### ASSIGNED TASK
Your answer must be the full listing below, restated word for word, with no pictures in it.
=== Section Start ===
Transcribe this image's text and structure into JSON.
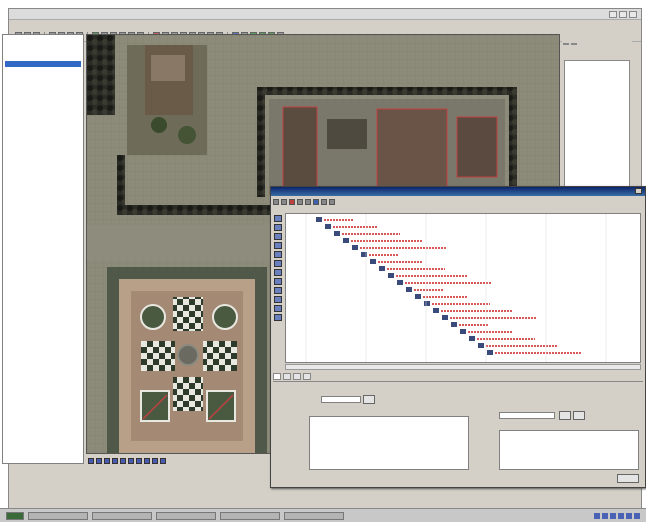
{
  "window": {
    "title": ""
  },
  "menubar": {
    "items": []
  },
  "tree": {
    "items": [
      {
        "label": ""
      },
      {
        "label": ""
      },
      {
        "label": ""
      },
      {
        "label": ""
      },
      {
        "label": ""
      },
      {
        "label": ""
      },
      {
        "label": ""
      },
      {
        "label": ""
      },
      {
        "label": ""
      },
      {
        "label": ""
      },
      {
        "label": ""
      },
      {
        "label": ""
      },
      {
        "label": ""
      },
      {
        "label": ""
      },
      {
        "label": ""
      },
      {
        "label": ""
      },
      {
        "label": ""
      },
      {
        "label": ""
      },
      {
        "label": ""
      },
      {
        "label": ""
      }
    ],
    "selected_index": 4
  },
  "right_panel": {
    "header": "",
    "tabs": [
      "",
      ""
    ],
    "items": [
      "",
      "",
      ""
    ]
  },
  "dialog": {
    "title": "",
    "menu": "",
    "tabs": [
      "",
      "",
      "",
      ""
    ],
    "active_tab": 0,
    "rows": 20
  },
  "colors": {
    "app_bg": "#d4d0c8",
    "map_grass": "#8a8878",
    "hedge": "#2a2a24",
    "path": "#b4a88c",
    "dialog_title": "#0a246a",
    "grid_red_text": "#cc2020",
    "grid_diag_block": "#3a4a7a",
    "selection": "#316ac5"
  },
  "status": {
    "text": ""
  },
  "taskbar": {
    "items": [
      "",
      "",
      "",
      "",
      ""
    ]
  }
}
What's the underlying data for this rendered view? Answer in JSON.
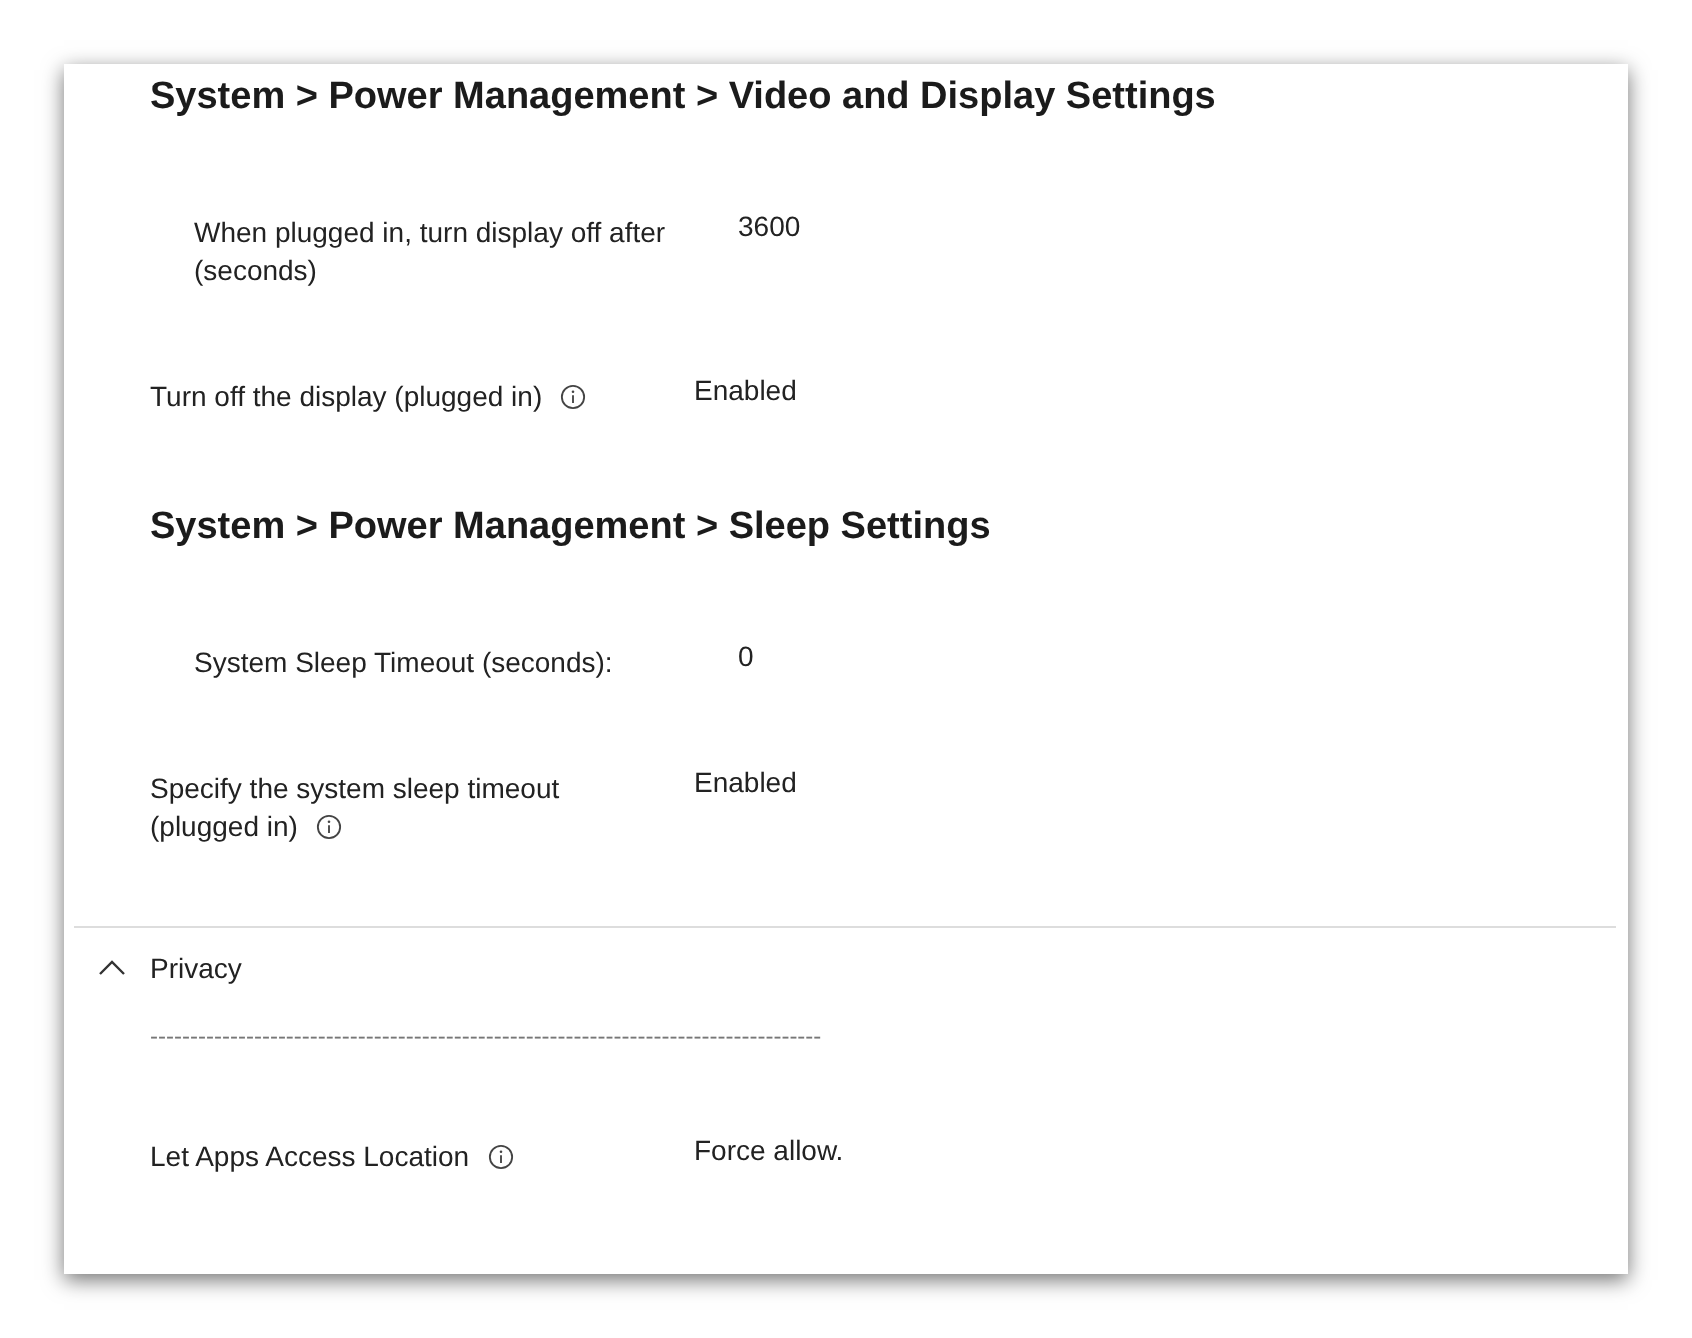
{
  "sections": [
    {
      "title": "System > Power Management > Video and Display Settings",
      "rows": [
        {
          "kind": "sub",
          "label": "When plugged in, turn display off after (seconds)",
          "value": "3600"
        },
        {
          "kind": "policy",
          "label": "Turn off the display (plugged in)",
          "value": "Enabled"
        }
      ]
    },
    {
      "title": "System > Power Management > Sleep Settings",
      "rows": [
        {
          "kind": "sub",
          "label": "System Sleep Timeout (seconds):",
          "value": "0"
        },
        {
          "kind": "policy",
          "label": "Specify the system sleep timeout (plugged in)",
          "value": "Enabled"
        }
      ]
    }
  ],
  "privacy": {
    "title": "Privacy",
    "expanded": true,
    "separator": "------------------------------------------------------------------------------------",
    "rows": [
      {
        "kind": "policy",
        "label": "Let Apps Access Location",
        "value": "Force allow."
      }
    ]
  }
}
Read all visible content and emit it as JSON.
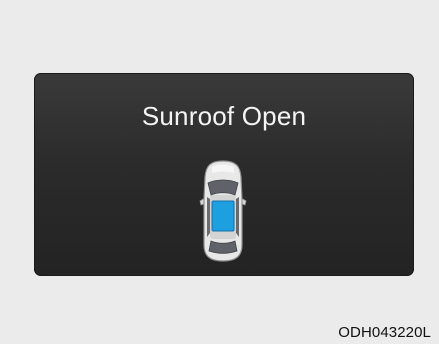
{
  "display": {
    "message": "Sunroof Open",
    "icon": "car-top-view-sunroof-open-icon",
    "sunroof_color": "#1e9fe0"
  },
  "image_code": "ODH043220L"
}
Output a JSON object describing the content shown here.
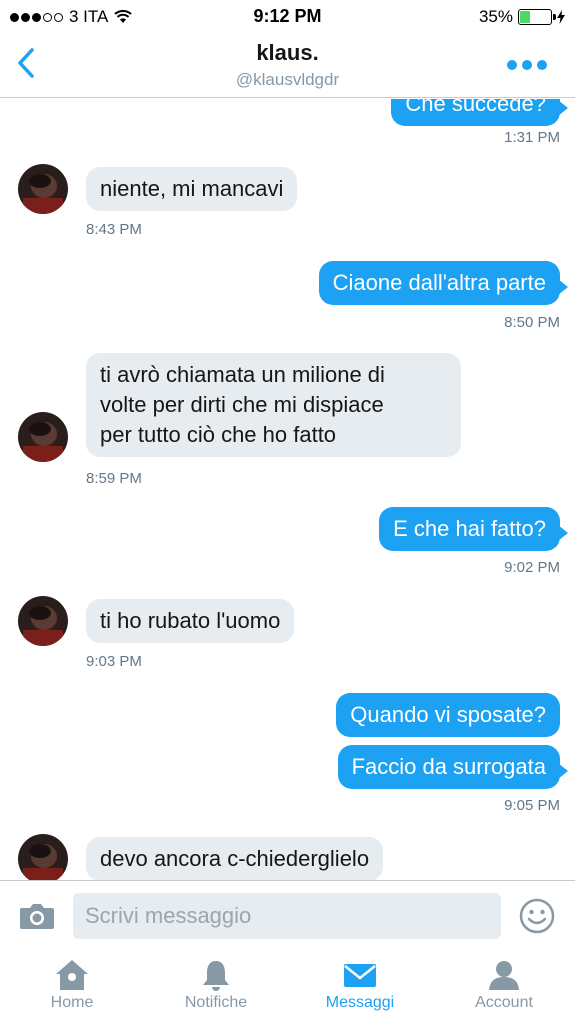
{
  "status": {
    "carrier": "3 ITA",
    "time": "9:12 PM",
    "battery_percent": "35%",
    "battery_level": 0.35,
    "signal_bars": 3
  },
  "header": {
    "name": "klaus.",
    "handle": "@klausvldgdr"
  },
  "messages": {
    "m0": {
      "text": "Che succede?",
      "time": "1:31 PM"
    },
    "m1": {
      "text": "niente, mi mancavi",
      "time": "8:43 PM"
    },
    "m2": {
      "text": "Ciaone dall'altra parte",
      "time": "8:50 PM"
    },
    "m3": {
      "line1": "ti avrò chiamata un milione di",
      "line2": "volte per dirti che mi dispiace",
      "line3": "per tutto ciò che ho fatto",
      "time": "8:59 PM"
    },
    "m4": {
      "text": "E che hai fatto?",
      "time": "9:02 PM"
    },
    "m5": {
      "text": "ti ho rubato l'uomo",
      "time": "9:03 PM"
    },
    "m6": {
      "text": "Quando vi sposate?"
    },
    "m7": {
      "text": "Faccio da surrogata",
      "time": "9:05 PM"
    },
    "m8": {
      "text": "devo ancora c-chiederglielo"
    }
  },
  "composer": {
    "placeholder": "Scrivi messaggio"
  },
  "tabs": {
    "home": "Home",
    "notifications": "Notifiche",
    "messages": "Messaggi",
    "account": "Account"
  },
  "colors": {
    "accent": "#1da1f2",
    "incoming_bubble": "#e6ecf0",
    "battery": "#4cd964"
  },
  "icons": [
    "back-chevron-icon",
    "more-dots-icon",
    "camera-icon",
    "emoji-icon",
    "home-icon",
    "bell-icon",
    "envelope-icon",
    "account-icon",
    "wifi-icon",
    "charging-bolt-icon"
  ]
}
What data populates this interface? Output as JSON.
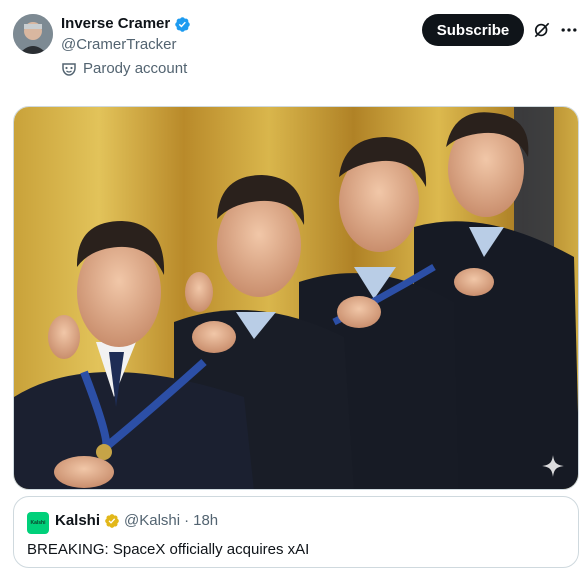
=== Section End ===
### FINAL ANSWER
Transcribe this image's text and structure into JSON.
{
  "window": {
    "title": ""
  },
  "menubar": {
    "items": []
  },
  "tree": {
    "items": [
      {
        "label": ""
      },
      {
        "label": ""
      },
      {
        "label": ""
      },
      {
        "label": ""
      },
      {
        "label": ""
      },
      {
        "label": ""
      },
      {
        "label": ""
      },
      {
        "label": ""
      },
      {
        "label": ""
      },
      {
        "label": ""
      },
      {
        "label": ""
      },
      {
        "label": ""
      },
      {
        "label": ""
      },
      {
        "label": ""
      },
      {
        "label": ""
      },
      {
        "label": ""
      },
      {
        "label": ""
      },
      {
        "label": ""
      },
      {
        "label": ""
      },
      {
        "label": ""
      }
    ],
    "selected_index": 4
  },
  "right_panel": {
    "header": "",
    "tabs": [
      "",
      ""
    ],
    "items": [
      "",
      "",
      ""
    ]
  },
  "dialog": {
    "title": "",
    "menu": "",
    "tabs": [
      "",
      "",
      "",
      ""
    ],
    "active_tab": 0,
    "rows": 20
  },
  "colors": {
    "app_bg": "#d4d0c8",
    "map_grass": "#8a8878",
    "hedge": "#2a2a24",
    "path": "#b4a88c",
    "dialog_title": "#0a246a",
    "grid_red_text": "#cc2020",
    "grid_diag_block": "#3a4a7a",
    "selection": "#316ac5"
  },
  "status": {
    "text": ""
  },
  "taskbar": {
    "items": [
      "",
      "",
      "",
      "",
      ""
    ]
  }
}
What's the underlying data for this rendered view? Answer in JSON.
{
  "sections": [
    {
      "title": "System > Power Management > Video and Display Settings",
      "rows": [
        {
          "kind": "sub",
          "label": "When plugged in, turn display off after (seconds)",
          "value": "3600"
        },
        {
          "kind": "policy",
          "label": "Turn off the display (plugged in)",
          "value": "Enabled"
        }
      ]
    },
    {
      "title": "System > Power Management > Sleep Settings",
      "rows": [
        {
          "kind": "sub",
          "label": "System Sleep Timeout (seconds):",
          "value": "0"
        },
        {
          "kind": "policy",
          "label": "Specify the system sleep timeout (plugged in)",
          "value": "Enabled"
        }
      ]
    }
  ],
  "privacy": {
    "title": "Privacy",
    "expanded": true,
    "separator": "------------------------------------------------------------------------------------",
    "rows": [
      {
        "kind": "policy",
        "label": "Let Apps Access Location",
        "value": "Force allow."
      }
    ]
  }
}
Read all visible content and emit it as JSON.
{
  "display": {
    "message": "Sunroof Open",
    "icon": "car-top-view-sunroof-open-icon",
    "sunroof_color": "#1e9fe0"
  },
  "image_code": "ODH043220L"
}
Output a JSON object describing the content shown here.
{
  "status": {
    "carrier": "3 ITA",
    "time": "9:12 PM",
    "battery_percent": "35%",
    "battery_level": 0.35,
    "signal_bars": 3
  },
  "header": {
    "name": "klaus.",
    "handle": "@klausvldgdr"
  },
  "messages": {
    "m0": {
      "text": "Che succede?",
      "time": "1:31 PM"
    },
    "m1": {
      "text": "niente, mi mancavi",
      "time": "8:43 PM"
    },
    "m2": {
      "text": "Ciaone dall'altra parte",
      "time": "8:50 PM"
    },
    "m3": {
      "line1": "ti avrò chiamata un milione di",
      "line2": "volte per dirti che mi dispiace",
      "line3": "per tutto ciò che ho fatto",
      "time": "8:59 PM"
    },
    "m4": {
      "text": "E che hai fatto?",
      "time": "9:02 PM"
    },
    "m5": {
      "text": "ti ho rubato l'uomo",
      "time": "9:03 PM"
    },
    "m6": {
      "text": "Quando vi sposate?"
    },
    "m7": {
      "text": "Faccio da surrogata",
      "time": "9:05 PM"
    },
    "m8": {
      "text": "devo ancora c-chiederglielo"
    }
  },
  "composer": {
    "placeholder": "Scrivi messaggio"
  },
  "tabs": {
    "home": "Home",
    "notifications": "Notifiche",
    "messages": "Messaggi",
    "account": "Account"
  },
  "colors": {
    "accent": "#1da1f2",
    "incoming_bubble": "#e6ecf0",
    "battery": "#4cd964"
  },
  "icons": [
    "back-chevron-icon",
    "more-dots-icon",
    "camera-icon",
    "emoji-icon",
    "home-icon",
    "bell-icon",
    "envelope-icon",
    "account-icon",
    "wifi-icon",
    "charging-bolt-icon"
  ]
}
What data populates this interface? Output as JSON.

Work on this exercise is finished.